* Task *
Your answer should be the entire listing, printed exactly.

* Records for this exercise *
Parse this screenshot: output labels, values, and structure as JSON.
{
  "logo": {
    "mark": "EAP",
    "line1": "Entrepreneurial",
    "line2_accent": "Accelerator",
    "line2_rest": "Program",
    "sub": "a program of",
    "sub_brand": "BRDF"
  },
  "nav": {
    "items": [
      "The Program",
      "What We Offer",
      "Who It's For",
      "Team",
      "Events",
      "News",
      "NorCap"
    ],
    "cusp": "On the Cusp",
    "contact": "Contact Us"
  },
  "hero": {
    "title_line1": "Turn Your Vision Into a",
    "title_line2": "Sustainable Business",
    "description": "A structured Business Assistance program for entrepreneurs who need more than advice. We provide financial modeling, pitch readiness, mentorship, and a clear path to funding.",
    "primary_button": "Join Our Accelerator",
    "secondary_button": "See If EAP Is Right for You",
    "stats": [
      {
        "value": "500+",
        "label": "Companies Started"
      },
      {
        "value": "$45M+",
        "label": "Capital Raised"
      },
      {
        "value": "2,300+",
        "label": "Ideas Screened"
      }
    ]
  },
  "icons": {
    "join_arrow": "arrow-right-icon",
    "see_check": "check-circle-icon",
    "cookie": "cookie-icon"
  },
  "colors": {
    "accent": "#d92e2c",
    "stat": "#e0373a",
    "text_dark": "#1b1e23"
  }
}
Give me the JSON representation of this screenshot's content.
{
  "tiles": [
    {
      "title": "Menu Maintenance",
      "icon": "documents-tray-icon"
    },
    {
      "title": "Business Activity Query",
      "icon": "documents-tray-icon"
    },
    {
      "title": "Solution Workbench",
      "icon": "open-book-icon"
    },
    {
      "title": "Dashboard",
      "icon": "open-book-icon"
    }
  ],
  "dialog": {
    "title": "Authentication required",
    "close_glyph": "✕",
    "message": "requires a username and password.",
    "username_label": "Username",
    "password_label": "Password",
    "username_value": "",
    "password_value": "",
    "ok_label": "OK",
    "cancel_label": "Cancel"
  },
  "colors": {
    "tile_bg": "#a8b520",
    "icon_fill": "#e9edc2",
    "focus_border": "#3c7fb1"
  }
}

* Response *
Parse this screenshot: output labels, values, and structure as JSON.
{
  "logo": {
    "mark": "EAP",
    "line1": "Entrepreneurial",
    "line2_accent": "Accelerator",
    "line2_rest": "Program",
    "sub": "a program of",
    "sub_brand": "BRDF"
  },
  "nav": {
    "items": [
      "The Program",
      "What We Offer",
      "Who It's For",
      "Team",
      "Events",
      "News",
      "NorCap"
    ],
    "cusp": "On the Cusp",
    "contact": "Contact Us"
  },
  "hero": {
    "title_line1": "Turn Your Vision Into a",
    "title_line2": "Sustainable Business",
    "description": "A structured Business Assistance program for entrepreneurs who need more than advice. We provide financial modeling, pitch readiness, mentorship, and a clear path to funding.",
    "primary_button": "Join Our Accelerator",
    "secondary_button": "See If EAP Is Right for You",
    "stats": [
      {
        "value": "500+",
        "label": "Companies Started"
      },
      {
        "value": "$45M+",
        "label": "Capital Raised"
      },
      {
        "value": "2,300+",
        "label": "Ideas Screened"
      }
    ]
  },
  "icons": {
    "join_arrow": "arrow-right-icon",
    "see_check": "check-circle-icon",
    "cookie": "cookie-icon"
  },
  "colors": {
    "accent": "#d92e2c",
    "stat": "#e0373a",
    "text_dark": "#1b1e23"
  }
}
Give me the JSON representation of this screenshot's content.
{
  "tiles": [
    {
      "title": "Menu Maintenance",
      "icon": "documents-tray-icon"
    },
    {
      "title": "Business Activity Query",
      "icon": "documents-tray-icon"
    },
    {
      "title": "Solution Workbench",
      "icon": "open-book-icon"
    },
    {
      "title": "Dashboard",
      "icon": "open-book-icon"
    }
  ],
  "dialog": {
    "title": "Authentication required",
    "close_glyph": "✕",
    "message": "requires a username and password.",
    "username_label": "Username",
    "password_label": "Password",
    "username_value": "",
    "password_value": "",
    "ok_label": "OK",
    "cancel_label": "Cancel"
  },
  "colors": {
    "tile_bg": "#a8b520",
    "icon_fill": "#e9edc2",
    "focus_border": "#3c7fb1"
  }
}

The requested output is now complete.